As [the] size and use of drones [vary] significantly, so do the potential new threats they pose. Recently, the FBI warned that drones could soon be weaponized to facilitate chemical or biological attacks on stadiums, concerts, and other open-air venues. Due to the realistic likelihood of these attacks and additional surveillance worries, drones have been banned over national landmarks, nuclear sites, military bases, and other government facilities.
But we should take personal security precautions. Like most technology, drones have operating systems, network connections, and hardware susceptible to hacking and cyber mischief. Drone captured video footage and images can be compromised: captured drone recordings can be turned against an owner.
Here are a couple of precautionary tips when purchasing or flying a drone:
- When remotely controlling a drone from a smartphone, make sure that the phone has proper mobile security software installed. Like the high-profiled Apple’s FaceTime bug, phones and other connected devices are vulnerable to exploits.
- When flying your drone, be aware of your location and avoid flying in unsecured networks. Connecting your controls to open and vulnerable networks can result in similar consequences to laptops connecting to open wi-fi networks.
- Be aware of your physical surroundings. Civil and criminal penalties for flying your drone in a “no-fly” zone can carry fines up to $250,000 and [three] 3 years in prison.
- Purchase your drone from a reputable retailer. Otherwise, you won’t know what else was pre-installed with it or the whereabouts of its parts.
Flying drones is fun. It allows adults to have a toy again. I’m less adventurous: lately, my “adventure” escape from the ever-changing, fast-paced security industry has been the discovery of audiobooks.
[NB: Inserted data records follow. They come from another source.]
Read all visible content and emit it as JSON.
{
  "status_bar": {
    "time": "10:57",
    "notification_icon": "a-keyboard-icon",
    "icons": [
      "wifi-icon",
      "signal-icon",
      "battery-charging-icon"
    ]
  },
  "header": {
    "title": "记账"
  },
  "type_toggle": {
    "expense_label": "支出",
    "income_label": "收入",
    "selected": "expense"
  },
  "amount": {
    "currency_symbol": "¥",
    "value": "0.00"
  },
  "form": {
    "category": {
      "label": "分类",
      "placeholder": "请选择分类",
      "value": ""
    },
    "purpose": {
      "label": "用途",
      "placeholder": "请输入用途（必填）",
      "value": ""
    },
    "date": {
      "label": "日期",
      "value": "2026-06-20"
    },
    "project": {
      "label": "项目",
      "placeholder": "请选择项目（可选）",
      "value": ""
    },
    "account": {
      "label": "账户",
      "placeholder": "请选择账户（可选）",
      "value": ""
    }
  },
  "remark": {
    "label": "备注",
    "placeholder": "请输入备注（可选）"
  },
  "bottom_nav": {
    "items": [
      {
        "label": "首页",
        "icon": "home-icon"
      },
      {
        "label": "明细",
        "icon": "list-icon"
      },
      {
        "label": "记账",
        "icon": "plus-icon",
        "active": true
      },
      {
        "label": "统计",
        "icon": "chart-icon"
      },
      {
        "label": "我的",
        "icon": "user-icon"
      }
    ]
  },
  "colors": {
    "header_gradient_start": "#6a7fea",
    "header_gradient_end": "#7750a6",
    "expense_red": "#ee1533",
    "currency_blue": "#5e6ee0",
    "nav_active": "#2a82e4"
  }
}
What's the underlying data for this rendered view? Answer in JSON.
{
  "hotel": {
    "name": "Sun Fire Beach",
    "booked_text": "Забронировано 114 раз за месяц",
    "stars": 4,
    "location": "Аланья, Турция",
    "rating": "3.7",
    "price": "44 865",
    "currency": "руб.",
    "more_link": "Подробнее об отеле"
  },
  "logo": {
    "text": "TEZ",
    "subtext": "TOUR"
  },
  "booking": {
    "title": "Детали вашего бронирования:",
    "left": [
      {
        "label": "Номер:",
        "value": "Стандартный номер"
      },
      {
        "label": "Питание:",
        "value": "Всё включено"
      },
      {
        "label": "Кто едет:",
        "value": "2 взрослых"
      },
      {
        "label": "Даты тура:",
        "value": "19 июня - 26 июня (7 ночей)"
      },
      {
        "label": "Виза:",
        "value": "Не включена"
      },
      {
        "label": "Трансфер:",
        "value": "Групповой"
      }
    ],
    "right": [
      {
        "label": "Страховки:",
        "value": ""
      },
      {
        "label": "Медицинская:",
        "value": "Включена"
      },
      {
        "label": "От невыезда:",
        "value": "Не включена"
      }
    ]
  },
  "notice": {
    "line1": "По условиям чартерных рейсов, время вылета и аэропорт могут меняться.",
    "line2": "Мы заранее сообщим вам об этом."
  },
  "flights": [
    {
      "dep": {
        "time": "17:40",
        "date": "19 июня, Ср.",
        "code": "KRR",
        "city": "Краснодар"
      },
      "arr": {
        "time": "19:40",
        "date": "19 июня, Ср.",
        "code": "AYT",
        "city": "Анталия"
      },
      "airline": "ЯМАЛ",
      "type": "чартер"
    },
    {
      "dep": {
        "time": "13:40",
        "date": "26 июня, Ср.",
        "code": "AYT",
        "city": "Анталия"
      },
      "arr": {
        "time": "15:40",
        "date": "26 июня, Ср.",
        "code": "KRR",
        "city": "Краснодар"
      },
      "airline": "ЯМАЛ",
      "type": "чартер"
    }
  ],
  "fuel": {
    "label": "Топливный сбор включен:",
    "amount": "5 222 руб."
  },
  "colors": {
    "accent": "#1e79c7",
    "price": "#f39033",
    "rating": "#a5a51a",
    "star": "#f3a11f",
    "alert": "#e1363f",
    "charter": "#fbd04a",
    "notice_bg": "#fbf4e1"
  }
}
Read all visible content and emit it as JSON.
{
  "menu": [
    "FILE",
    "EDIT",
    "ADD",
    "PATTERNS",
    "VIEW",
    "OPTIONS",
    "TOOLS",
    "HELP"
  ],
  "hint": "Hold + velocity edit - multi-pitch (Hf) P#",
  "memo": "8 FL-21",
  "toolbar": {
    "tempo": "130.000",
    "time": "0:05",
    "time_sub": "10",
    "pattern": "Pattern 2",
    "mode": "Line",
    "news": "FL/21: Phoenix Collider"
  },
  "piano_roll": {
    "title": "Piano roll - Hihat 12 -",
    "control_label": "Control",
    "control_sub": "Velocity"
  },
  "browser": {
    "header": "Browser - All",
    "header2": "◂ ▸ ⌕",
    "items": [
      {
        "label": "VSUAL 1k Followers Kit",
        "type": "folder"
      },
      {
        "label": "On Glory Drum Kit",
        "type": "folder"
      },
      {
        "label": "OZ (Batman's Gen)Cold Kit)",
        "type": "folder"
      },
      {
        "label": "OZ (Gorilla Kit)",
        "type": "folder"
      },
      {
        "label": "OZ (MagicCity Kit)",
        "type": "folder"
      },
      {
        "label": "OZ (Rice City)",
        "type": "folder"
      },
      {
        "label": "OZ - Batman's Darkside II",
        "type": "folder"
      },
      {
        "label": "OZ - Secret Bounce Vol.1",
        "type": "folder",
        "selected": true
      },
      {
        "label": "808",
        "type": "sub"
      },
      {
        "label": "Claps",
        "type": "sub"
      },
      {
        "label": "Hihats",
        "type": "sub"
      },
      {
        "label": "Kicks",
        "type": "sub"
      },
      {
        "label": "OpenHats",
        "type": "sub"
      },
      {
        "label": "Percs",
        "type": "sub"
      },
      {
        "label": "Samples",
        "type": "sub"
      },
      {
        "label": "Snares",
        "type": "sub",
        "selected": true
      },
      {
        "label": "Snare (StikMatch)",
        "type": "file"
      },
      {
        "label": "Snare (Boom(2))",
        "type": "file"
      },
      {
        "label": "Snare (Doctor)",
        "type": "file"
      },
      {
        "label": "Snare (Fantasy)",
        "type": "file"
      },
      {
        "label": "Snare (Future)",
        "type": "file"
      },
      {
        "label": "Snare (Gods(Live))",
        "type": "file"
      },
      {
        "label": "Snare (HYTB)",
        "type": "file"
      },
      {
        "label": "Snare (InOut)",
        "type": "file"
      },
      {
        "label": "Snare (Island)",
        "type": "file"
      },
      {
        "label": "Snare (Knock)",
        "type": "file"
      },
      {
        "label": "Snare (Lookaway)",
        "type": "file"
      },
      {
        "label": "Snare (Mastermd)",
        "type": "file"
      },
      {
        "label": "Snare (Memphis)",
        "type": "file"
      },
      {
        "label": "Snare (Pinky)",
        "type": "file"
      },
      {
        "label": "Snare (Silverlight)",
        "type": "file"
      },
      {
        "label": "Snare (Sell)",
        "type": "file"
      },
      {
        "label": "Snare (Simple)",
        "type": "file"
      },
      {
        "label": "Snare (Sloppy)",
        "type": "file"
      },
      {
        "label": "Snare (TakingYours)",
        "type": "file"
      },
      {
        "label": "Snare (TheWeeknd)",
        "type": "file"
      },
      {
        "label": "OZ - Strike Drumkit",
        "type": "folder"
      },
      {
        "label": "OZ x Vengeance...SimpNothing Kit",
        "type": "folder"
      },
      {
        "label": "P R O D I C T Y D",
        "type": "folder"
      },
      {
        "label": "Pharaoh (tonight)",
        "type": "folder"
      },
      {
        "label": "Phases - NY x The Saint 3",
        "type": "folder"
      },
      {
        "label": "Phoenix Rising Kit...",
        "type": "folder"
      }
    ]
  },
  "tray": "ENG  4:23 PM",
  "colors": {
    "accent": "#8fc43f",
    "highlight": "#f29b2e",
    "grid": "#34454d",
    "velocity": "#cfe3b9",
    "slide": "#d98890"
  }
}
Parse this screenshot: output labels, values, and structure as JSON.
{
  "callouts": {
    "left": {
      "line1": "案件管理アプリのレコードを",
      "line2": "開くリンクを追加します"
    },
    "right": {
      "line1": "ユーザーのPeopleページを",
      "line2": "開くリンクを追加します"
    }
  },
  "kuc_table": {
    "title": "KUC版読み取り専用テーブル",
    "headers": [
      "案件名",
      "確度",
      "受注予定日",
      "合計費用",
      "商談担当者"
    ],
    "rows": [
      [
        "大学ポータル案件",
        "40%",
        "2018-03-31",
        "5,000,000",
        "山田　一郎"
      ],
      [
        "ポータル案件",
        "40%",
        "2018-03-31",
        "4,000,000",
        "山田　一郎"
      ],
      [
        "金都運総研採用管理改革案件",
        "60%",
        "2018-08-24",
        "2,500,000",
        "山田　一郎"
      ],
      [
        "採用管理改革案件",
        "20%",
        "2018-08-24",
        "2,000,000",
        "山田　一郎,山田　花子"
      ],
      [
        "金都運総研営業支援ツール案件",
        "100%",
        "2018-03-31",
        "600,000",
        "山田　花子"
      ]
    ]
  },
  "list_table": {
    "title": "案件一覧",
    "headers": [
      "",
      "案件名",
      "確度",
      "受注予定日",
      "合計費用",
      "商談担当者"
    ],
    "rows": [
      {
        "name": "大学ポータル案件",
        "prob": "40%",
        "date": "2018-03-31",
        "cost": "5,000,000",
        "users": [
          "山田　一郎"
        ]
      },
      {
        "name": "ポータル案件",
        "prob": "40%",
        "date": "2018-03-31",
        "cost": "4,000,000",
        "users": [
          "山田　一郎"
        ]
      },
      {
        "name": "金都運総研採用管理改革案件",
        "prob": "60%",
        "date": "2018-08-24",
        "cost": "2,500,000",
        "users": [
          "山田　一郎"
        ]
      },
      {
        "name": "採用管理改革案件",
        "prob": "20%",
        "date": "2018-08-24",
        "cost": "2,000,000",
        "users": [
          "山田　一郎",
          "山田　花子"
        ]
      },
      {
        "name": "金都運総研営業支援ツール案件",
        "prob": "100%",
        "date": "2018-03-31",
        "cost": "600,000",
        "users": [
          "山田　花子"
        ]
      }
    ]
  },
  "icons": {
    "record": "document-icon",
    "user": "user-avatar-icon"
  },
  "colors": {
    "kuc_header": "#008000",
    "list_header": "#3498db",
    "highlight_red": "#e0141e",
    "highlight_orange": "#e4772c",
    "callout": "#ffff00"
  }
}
I am thrilled to say that I have been “reading” more, especially spy novels! (I hope you appreciated my attempt at a Michael Connelly-style introduction to the article.) So, if drones are your thing, stay alert to what all the buzz is about.